(The task): For each line below, check whether "Mosh" is present. Report how many lines have it, nothing else.

(Supplied entries):
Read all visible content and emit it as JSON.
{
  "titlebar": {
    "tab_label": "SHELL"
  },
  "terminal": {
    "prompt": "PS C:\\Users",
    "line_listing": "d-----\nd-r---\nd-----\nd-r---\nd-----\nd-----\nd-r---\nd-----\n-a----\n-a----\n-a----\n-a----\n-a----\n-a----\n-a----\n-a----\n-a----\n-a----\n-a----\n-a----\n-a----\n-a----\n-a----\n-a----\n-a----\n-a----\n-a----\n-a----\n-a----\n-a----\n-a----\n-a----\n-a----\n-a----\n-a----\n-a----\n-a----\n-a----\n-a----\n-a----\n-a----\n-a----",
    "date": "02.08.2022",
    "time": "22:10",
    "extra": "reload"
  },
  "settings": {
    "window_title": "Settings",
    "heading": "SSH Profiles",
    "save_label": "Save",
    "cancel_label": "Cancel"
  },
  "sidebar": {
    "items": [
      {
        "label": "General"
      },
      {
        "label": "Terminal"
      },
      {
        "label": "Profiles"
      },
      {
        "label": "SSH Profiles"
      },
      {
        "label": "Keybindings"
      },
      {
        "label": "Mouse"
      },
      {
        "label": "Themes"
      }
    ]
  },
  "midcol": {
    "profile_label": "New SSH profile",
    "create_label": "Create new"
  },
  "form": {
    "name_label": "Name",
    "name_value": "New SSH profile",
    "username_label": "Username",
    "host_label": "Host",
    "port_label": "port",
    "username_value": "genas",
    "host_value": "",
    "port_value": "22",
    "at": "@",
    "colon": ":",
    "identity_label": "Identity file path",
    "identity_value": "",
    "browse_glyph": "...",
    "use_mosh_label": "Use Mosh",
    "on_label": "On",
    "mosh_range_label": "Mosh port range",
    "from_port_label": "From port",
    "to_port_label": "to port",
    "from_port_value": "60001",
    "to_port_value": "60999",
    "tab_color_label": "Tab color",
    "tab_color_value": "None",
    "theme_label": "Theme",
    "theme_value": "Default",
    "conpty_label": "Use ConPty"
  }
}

(Response below): 2